Exercise = Where does the word "section" show up in the records? Copy every line that holds it.

Record excerpts =

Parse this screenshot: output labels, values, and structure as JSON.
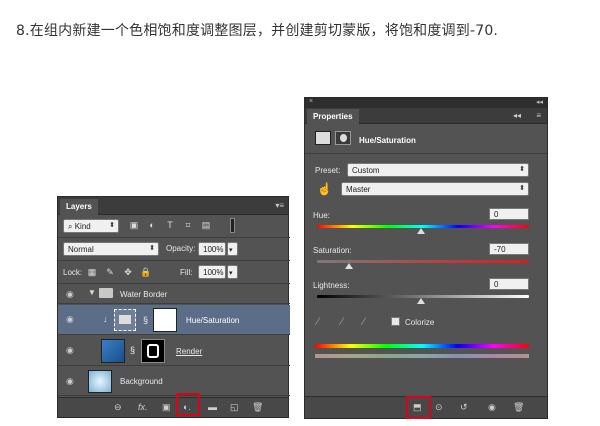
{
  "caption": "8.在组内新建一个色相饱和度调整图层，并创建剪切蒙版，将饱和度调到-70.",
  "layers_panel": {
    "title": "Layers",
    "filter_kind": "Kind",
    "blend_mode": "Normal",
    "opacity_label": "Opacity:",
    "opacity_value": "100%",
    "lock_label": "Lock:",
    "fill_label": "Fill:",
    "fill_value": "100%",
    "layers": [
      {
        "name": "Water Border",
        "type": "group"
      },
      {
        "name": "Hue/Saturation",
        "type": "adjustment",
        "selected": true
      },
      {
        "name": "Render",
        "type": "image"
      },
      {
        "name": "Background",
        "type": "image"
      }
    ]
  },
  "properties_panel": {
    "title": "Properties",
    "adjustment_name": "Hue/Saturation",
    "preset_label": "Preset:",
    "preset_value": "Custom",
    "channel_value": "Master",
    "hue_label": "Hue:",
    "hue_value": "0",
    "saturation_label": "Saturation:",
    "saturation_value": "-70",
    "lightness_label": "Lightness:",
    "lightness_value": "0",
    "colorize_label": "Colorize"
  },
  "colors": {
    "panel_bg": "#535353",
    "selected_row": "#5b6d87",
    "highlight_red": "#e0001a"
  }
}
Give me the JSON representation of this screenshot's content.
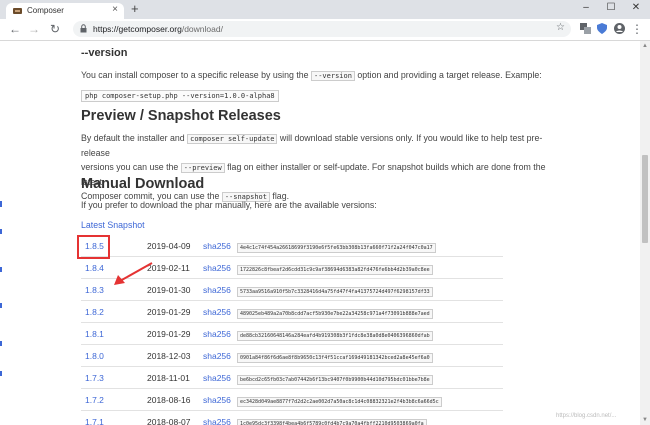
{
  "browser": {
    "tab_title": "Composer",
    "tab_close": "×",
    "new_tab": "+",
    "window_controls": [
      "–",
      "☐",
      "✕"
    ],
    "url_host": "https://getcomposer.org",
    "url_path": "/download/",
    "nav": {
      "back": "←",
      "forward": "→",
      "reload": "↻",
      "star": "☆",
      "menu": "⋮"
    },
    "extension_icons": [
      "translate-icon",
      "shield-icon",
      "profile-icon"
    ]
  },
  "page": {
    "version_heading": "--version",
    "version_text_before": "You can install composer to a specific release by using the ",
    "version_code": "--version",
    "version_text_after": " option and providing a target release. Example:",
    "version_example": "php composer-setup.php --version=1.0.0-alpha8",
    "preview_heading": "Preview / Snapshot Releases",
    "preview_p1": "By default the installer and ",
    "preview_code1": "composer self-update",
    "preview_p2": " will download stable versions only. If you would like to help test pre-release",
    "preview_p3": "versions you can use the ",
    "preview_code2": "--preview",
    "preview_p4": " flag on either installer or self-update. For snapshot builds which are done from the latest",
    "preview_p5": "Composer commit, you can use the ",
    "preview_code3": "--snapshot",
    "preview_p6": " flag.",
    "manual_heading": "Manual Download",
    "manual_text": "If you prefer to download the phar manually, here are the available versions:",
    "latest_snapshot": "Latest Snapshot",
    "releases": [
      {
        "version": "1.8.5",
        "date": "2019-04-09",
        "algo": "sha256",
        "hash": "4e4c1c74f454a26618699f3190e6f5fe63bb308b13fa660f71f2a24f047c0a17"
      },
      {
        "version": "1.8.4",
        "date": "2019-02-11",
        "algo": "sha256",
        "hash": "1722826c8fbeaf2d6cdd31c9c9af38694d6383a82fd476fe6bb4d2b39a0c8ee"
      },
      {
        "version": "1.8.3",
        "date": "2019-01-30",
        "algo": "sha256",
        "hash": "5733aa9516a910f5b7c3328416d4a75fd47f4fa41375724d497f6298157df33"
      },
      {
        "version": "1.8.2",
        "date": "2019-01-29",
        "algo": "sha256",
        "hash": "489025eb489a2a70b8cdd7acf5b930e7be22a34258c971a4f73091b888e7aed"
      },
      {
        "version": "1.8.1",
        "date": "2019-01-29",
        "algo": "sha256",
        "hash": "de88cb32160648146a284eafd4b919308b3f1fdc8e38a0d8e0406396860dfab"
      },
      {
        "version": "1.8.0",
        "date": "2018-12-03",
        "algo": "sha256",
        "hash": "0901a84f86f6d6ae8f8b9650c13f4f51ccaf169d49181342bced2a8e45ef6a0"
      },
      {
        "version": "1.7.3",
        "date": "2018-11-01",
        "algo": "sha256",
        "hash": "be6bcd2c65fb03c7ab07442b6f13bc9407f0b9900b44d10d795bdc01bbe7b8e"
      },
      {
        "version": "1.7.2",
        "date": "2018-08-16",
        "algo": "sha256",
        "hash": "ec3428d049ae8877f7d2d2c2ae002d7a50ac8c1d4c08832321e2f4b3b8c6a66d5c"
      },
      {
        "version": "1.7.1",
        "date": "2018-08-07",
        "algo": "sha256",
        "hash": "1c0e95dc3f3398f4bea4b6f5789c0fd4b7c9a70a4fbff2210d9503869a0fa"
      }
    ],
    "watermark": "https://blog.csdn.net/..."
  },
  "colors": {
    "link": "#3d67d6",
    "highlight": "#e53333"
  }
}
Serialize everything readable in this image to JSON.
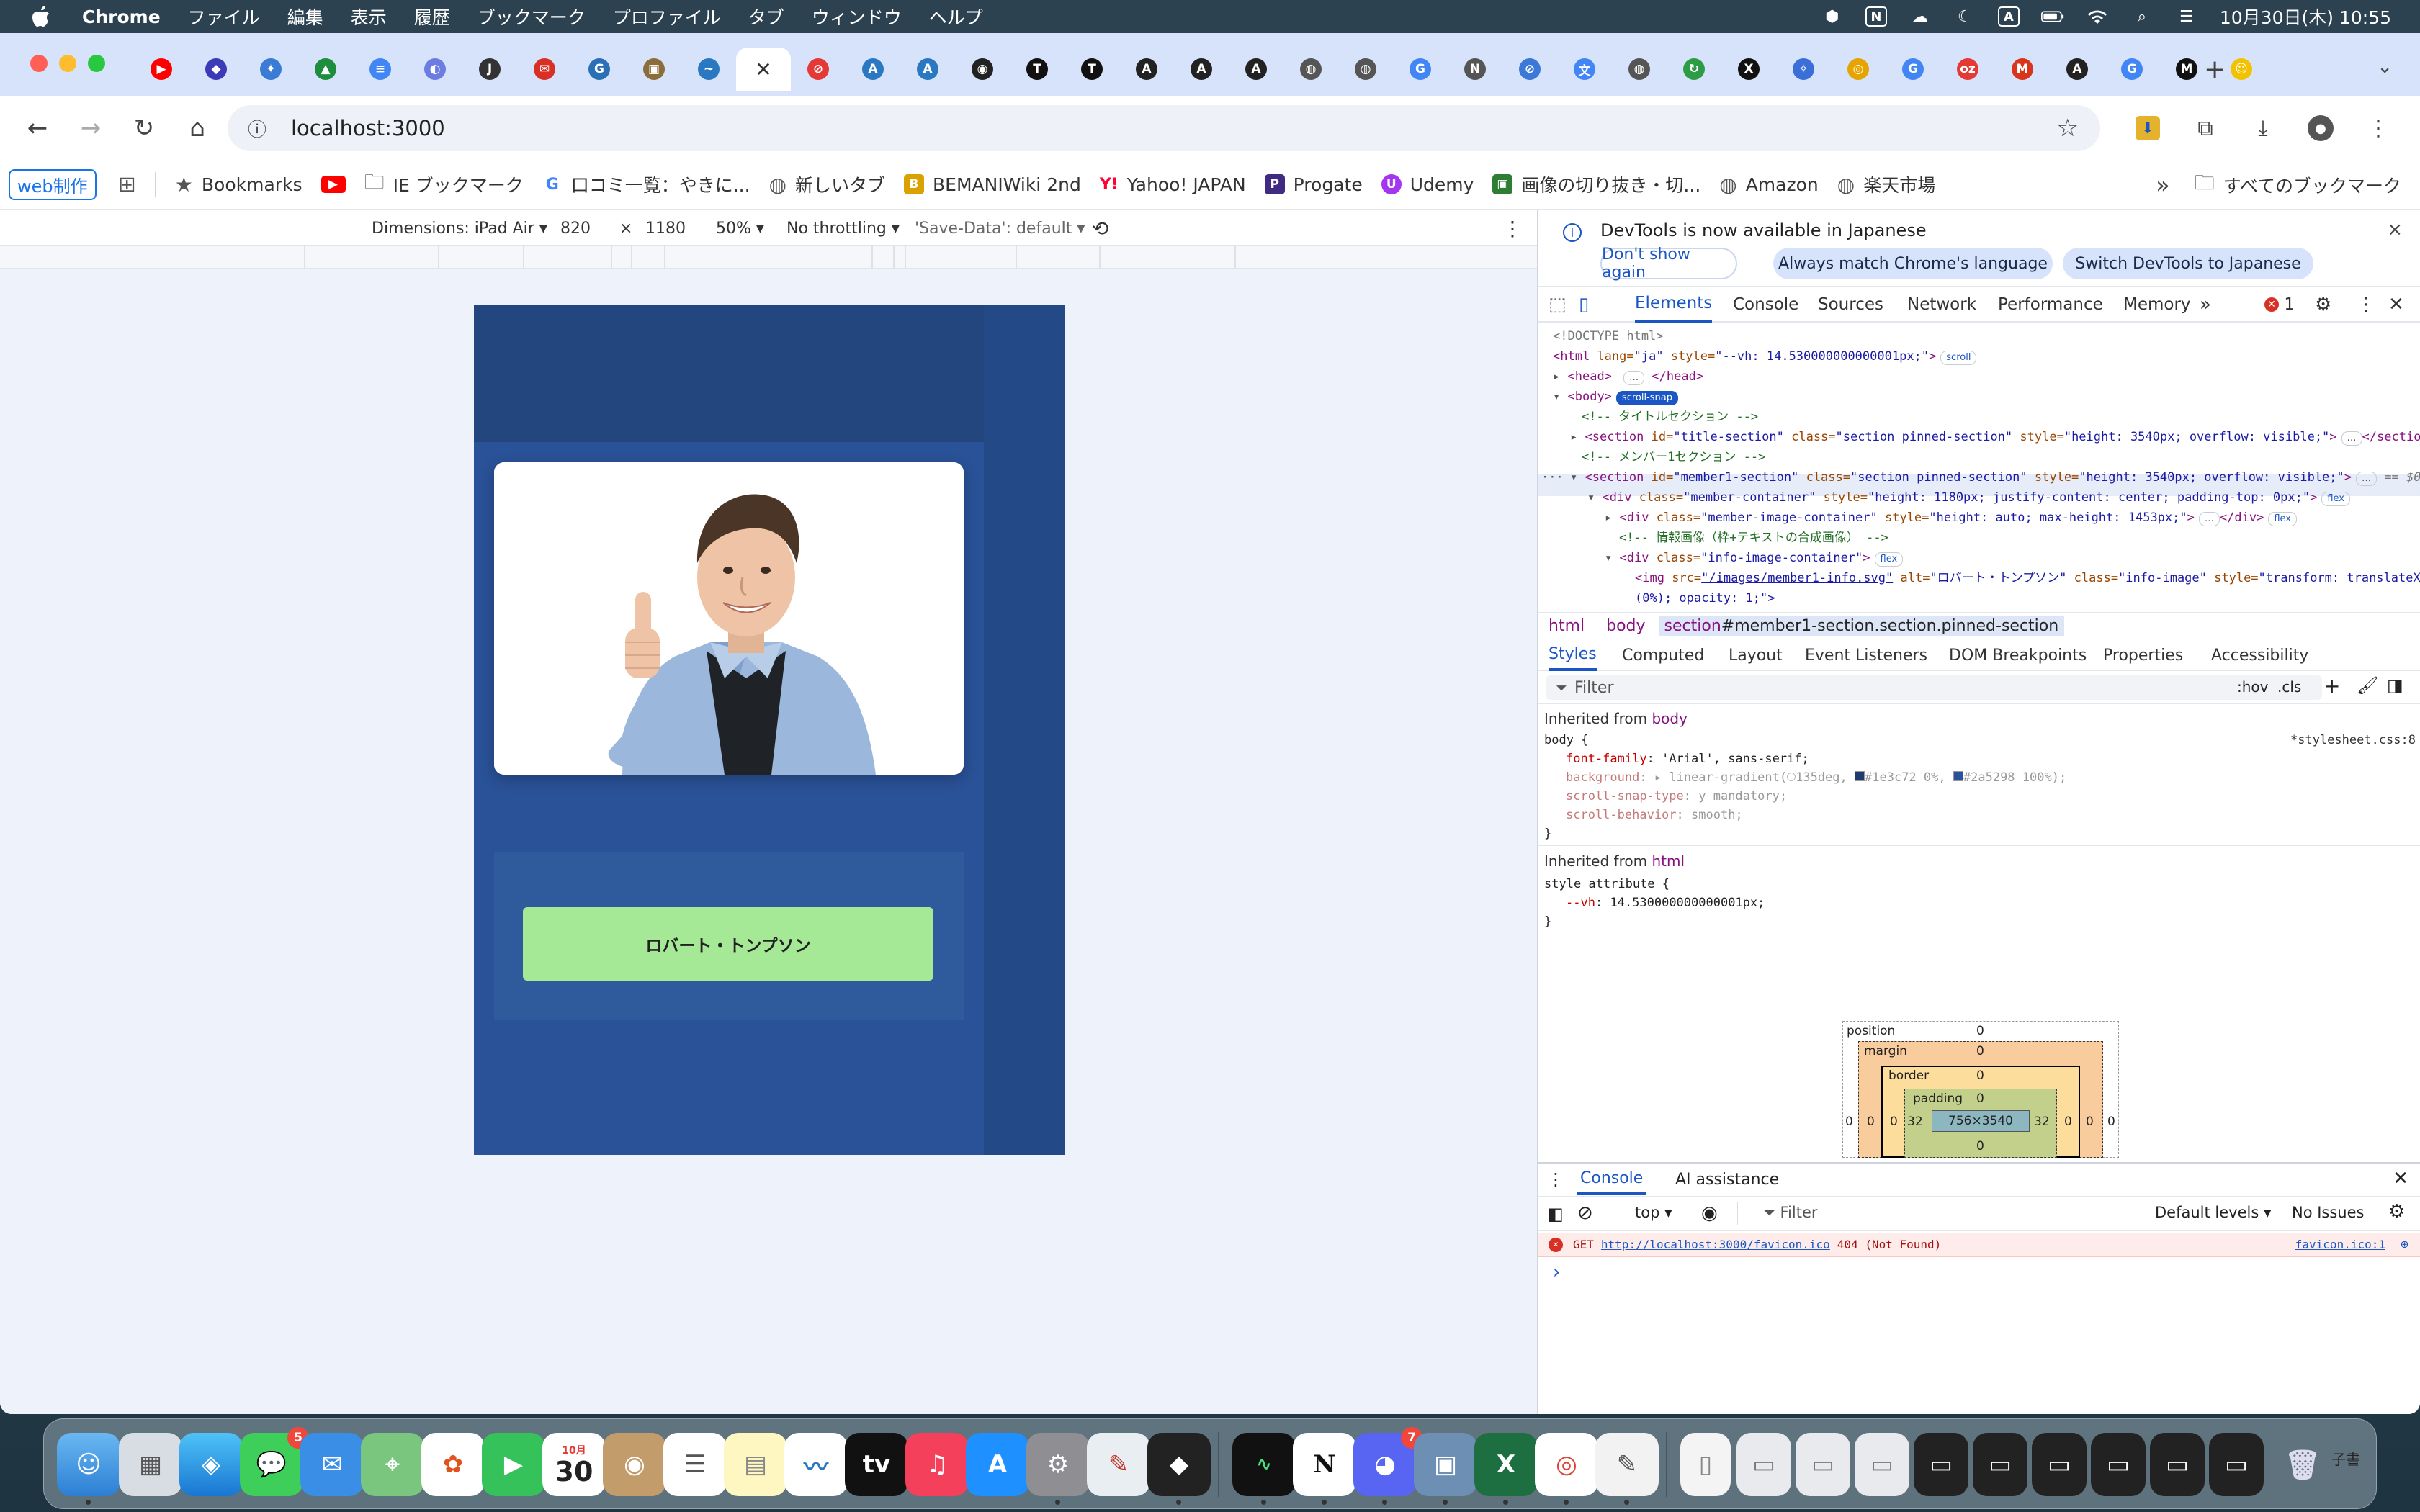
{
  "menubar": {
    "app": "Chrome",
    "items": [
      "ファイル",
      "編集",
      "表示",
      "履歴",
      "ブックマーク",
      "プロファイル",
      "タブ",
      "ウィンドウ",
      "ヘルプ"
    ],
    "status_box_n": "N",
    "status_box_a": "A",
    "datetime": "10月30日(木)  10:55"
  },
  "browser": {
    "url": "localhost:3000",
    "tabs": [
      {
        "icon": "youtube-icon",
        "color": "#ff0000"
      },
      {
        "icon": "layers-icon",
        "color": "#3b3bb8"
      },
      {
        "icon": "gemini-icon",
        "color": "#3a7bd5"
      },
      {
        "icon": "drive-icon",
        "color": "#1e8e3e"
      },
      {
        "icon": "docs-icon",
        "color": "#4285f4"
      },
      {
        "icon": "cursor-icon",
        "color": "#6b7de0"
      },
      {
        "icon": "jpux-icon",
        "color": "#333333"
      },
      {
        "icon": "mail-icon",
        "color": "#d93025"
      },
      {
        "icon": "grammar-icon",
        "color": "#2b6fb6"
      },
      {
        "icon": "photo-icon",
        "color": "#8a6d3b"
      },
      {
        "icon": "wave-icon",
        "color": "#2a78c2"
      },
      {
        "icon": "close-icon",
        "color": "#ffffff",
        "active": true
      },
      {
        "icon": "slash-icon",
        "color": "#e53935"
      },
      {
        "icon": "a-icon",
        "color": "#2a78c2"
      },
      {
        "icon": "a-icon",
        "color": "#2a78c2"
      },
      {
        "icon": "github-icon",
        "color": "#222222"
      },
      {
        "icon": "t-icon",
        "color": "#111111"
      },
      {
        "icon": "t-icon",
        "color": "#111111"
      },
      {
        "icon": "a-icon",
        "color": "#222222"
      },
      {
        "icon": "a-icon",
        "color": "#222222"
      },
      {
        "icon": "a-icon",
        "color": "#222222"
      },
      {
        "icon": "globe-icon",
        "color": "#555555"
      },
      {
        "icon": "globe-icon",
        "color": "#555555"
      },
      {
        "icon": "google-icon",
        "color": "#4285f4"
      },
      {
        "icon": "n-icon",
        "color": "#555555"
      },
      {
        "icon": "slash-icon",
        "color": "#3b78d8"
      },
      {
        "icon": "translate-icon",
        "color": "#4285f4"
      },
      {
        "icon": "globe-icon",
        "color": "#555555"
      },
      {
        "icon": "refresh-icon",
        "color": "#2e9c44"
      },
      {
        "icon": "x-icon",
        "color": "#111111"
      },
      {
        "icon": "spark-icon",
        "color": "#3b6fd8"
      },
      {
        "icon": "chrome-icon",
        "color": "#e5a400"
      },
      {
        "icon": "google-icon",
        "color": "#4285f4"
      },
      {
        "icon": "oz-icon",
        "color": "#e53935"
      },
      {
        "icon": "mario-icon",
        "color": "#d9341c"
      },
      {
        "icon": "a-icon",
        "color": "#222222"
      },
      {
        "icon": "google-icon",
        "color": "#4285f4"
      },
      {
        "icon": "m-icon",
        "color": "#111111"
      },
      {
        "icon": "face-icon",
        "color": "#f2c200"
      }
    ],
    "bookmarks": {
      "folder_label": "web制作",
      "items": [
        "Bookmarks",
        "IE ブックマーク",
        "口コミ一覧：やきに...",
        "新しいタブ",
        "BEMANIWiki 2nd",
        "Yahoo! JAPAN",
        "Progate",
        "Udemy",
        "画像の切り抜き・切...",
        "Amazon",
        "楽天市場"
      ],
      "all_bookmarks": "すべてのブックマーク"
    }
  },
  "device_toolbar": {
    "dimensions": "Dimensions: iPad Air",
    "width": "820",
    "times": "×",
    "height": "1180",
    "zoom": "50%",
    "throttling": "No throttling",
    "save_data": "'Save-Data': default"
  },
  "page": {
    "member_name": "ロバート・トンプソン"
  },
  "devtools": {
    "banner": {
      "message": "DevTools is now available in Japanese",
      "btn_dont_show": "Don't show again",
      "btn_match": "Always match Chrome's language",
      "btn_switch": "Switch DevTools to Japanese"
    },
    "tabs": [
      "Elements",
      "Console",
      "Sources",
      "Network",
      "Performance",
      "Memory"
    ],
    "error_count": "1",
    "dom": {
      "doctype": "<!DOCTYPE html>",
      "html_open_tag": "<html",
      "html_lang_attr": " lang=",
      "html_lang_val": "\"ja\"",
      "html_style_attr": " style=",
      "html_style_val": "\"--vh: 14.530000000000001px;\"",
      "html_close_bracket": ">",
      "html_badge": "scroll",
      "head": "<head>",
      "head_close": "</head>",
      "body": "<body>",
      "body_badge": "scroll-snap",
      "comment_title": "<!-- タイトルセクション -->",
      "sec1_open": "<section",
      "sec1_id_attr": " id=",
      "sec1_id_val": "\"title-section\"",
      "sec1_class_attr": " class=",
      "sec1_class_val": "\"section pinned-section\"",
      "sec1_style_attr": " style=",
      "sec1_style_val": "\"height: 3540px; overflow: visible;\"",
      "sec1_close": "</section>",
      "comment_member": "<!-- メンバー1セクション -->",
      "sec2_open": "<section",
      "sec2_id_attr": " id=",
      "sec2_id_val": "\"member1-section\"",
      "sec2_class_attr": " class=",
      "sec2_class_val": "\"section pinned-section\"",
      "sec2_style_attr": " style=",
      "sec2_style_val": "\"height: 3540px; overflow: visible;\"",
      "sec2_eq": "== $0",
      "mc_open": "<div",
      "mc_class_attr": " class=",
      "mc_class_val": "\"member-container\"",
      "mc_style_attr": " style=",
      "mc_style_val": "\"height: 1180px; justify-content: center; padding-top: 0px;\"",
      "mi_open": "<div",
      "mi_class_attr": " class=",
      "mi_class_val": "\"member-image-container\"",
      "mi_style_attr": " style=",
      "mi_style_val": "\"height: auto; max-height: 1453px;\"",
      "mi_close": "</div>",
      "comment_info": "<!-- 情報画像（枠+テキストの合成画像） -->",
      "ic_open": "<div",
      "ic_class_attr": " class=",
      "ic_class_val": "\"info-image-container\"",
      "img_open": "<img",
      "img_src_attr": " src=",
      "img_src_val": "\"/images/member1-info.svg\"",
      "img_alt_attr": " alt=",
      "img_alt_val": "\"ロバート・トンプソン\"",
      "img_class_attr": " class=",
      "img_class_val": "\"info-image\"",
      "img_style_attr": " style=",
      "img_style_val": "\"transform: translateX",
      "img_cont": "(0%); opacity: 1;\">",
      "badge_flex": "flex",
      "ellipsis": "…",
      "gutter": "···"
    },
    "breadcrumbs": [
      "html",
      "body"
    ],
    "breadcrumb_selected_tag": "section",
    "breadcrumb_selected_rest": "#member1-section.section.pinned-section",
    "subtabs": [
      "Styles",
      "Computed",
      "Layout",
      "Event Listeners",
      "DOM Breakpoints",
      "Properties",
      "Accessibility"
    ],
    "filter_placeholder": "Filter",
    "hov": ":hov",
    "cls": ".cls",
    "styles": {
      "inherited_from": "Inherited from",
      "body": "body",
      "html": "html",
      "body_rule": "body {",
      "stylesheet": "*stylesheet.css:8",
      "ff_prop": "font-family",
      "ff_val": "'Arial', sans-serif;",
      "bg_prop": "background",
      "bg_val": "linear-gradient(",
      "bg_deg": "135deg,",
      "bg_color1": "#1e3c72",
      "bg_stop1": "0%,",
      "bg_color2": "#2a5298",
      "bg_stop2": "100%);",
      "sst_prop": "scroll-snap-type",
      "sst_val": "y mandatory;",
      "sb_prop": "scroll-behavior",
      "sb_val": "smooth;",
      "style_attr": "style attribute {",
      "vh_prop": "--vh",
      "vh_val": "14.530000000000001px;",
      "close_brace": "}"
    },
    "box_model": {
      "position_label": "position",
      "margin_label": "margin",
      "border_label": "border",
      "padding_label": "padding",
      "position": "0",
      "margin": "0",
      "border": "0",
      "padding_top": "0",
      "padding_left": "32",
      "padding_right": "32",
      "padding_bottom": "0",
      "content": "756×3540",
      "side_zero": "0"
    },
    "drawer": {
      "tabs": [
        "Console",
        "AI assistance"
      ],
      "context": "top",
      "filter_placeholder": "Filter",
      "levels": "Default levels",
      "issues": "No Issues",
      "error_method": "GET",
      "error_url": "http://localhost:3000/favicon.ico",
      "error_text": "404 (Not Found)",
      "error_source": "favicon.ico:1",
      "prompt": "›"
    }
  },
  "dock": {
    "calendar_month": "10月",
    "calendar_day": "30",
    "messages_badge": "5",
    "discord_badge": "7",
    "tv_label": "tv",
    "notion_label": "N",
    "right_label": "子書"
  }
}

Solution to this task =
      "sec1_open": "<section",
      "sec1_id_val": "\"title-section\"",
      "sec1_class_val": "\"section pinned-section\"",
      "sec1_close": "</section>",
      "sec2_open": "<section",
      "sec2_id_val": "\"member1-section\"",
      "sec2_class_val": "\"section pinned-section\"",
    "breadcrumb_selected_tag": "section",
    "breadcrumb_selected_rest": "#member1-section.section.pinned-section",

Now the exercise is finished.